Parenting is hard enough for neurotypical people. It is even more challenging for those who have ADHD. Impulsiveness, forgetfulness, disorganization, time perception issues and distractibility, among other symptoms of the condition, make the tasks involved in running a household and raising a family much tougher.
I was diagnosed in 2009, after seeing my doctor for a bout of depression that would not lift. My kids were 13, 11, 9 and 6. By the time I was diagnosed, my kids’ school knew me well. I was the mom who was always tardy. I was the mom who held up the bus on field trip day because my child was missing lunch, fees or their permission slip. I was the mom whose kids showed up with mismatched socks, or no socks at all. My kids had a set routine after school, but we rarely ate dinner before 7 and hardly ever got to bed before 10.
That same year, I was working as a correspondent for a local paper and promoting a book I had published on local attractions. I remember going to events and hearing people praise my “drive,” “juggling abilities” and “unbelievable balancing skills” every time I mentioned my big family. To them, I had it all, and all of it was together.
My friends knew the truth though. And when I told them about my diagnosis, they were not surprised. I heard a lot of, “Oh that makes perfect sense,” and “That explains a lot.” To them, the diagnosis fit me and the challenges they saw me struggling with over the years. My sister Tamara said, “Think of how many times you blamed yourself for things you just couldn’t help! It was the ADHD all along.”
That’s exactly how I felt in the months after my diagnosis. So much of the guilt and self-hatred, borne from years of inability to control certain behaviors, began to fade as I read the materials my doctor gave me and started seeing a psychologist who specialized in the condition. I still dealt with the depression, but the medication I take for ADHD works with an antidepressant to manage the symptoms.
I now lean on my friends for support too. They help by giving me reminders, and by taking my kids to events. However, the times I need a friend most are harder to articulate. Along with the ADHD comes mood swings, and together those things create moments when I am frustrated, overwhelmed, stressed out and in serious need of a break. My friends often want to help me get this break, or assist with cleaning or organizing, but they don’t always know how to broach the topic politely and offer aid.

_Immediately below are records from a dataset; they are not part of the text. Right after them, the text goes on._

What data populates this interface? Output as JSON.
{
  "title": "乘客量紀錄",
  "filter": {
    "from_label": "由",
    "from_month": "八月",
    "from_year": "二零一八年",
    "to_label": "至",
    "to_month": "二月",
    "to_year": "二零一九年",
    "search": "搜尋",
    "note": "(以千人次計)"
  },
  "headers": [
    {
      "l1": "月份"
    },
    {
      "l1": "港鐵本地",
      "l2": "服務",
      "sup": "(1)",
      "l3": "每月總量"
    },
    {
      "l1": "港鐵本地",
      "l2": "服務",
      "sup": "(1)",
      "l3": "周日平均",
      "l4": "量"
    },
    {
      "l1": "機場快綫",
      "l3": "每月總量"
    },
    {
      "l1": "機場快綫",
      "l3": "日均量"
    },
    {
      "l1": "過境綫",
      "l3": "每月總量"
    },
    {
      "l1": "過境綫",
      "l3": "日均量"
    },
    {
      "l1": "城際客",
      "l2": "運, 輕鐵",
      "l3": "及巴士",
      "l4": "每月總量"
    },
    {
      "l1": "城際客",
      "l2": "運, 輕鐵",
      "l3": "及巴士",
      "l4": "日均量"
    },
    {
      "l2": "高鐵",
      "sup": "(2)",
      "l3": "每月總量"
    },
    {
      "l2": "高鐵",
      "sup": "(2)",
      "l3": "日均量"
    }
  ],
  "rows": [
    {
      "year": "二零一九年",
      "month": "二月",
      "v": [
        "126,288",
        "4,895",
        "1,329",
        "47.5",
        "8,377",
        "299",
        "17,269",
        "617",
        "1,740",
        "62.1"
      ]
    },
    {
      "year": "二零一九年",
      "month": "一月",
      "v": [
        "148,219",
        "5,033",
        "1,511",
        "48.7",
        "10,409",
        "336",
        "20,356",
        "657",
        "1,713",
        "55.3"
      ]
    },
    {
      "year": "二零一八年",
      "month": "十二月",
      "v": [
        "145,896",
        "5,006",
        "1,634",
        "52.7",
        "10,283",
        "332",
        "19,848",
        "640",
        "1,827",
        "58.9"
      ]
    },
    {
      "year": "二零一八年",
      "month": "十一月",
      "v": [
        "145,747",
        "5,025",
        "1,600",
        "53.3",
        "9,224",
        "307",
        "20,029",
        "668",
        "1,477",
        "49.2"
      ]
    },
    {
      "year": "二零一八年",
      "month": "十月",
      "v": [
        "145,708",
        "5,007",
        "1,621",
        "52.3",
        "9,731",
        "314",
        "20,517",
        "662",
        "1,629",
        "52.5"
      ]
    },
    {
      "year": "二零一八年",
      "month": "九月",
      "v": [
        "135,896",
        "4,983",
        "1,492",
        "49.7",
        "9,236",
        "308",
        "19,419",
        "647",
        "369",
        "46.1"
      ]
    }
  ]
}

Here are five things you can do to help parents with ADHD. Trust me, they will appreciate the quiet assistance more than you know.
Throw an old-fashioned folding party. The next time a friend tells you she needs to fold laundry (it’s clean, trust me — those of us with ADHD just can’t hack the folding part), head over there to help her. Bring wine and tell her you are the DDE (Designated Distraction Eliminator), then stay there to prevent her from getting sidetracked. When she wanders into another room and talks about straightening things up in there, crank the music and drag her back to the laundry. Keep at it until the last sock is matched and — this is the most important part — every piece of clothing is put away. You will have fun with your friend and she will have accomplished something that has been plaguing her for weeks … or even months.
Tell her dinner is on you. Most of us have trouble keeping track of time (also known as time blindness), so dinner is often late and quick. Treat her to a meal by sending over a casserole you’ve made, or a pot roast with all the fixings. You could even treat her whole family to a sit-down dinner together. One of my friends invited me over to her house where we cooked dinner together and had a large family-style meal. It was a lovely evening that I cherish to this day. The gift of a stress-free dinner is always appreciated.
Have an “I Hate People Day.” The symptoms of ADHD can periodically lead to sensory overload. For me, it usually happens about once a month. After three to four weeks of the racing thoughts, anxiety and depression, and the struggles with impulses, time and inattention, I’m spent. When that happens, I need a day of dim lights (because there’s usually a headache), thick comforters, books and movies — anything that does not require a lot of brain power. My kids call these my “I Hate People” Days, because I cannot tolerate human interaction beyond issuing grunts and groans that my husband and kids can easily comprehend by now. They look forward to these days, and pile in with me for family cuddle time and a movie day. The next day, I am rested and ready to take on the world. Plan an “I Hate People” day for your friend. She is probably overdue for some downtime.
Escape into an outdoor activity. Plan an outing, and drag her out of the house. First, be sure she is not feeling burned out, or stressed because of an overdue project. Surprise her and the kids with a day at the park, a trip to the local pool or another outdoor seasonal activity. At first, she may be cranky, but leave her alone and get the kids involved. She will soon join in and will be thanking you for the outing by the end of the day. She will enjoy the break from her regular life, and you will have a great day out with your friend.
Plan an errand day. Schedule a more utilitarian day out, so she can knock out some overdue errands and to-do list items. Have her keep a running list of any task that comes to mind, then use her list to plan a day completing them. From paying bills to finally hiring that plumber, you are there to make the day fun and to keep her on track. Be the DDE again. Remember to eliminate distractions and keep the day fun.
Original article is posted here
Jonita Davis is a freelance writer based in Indiana. Find her on Twitter @surviteensntots.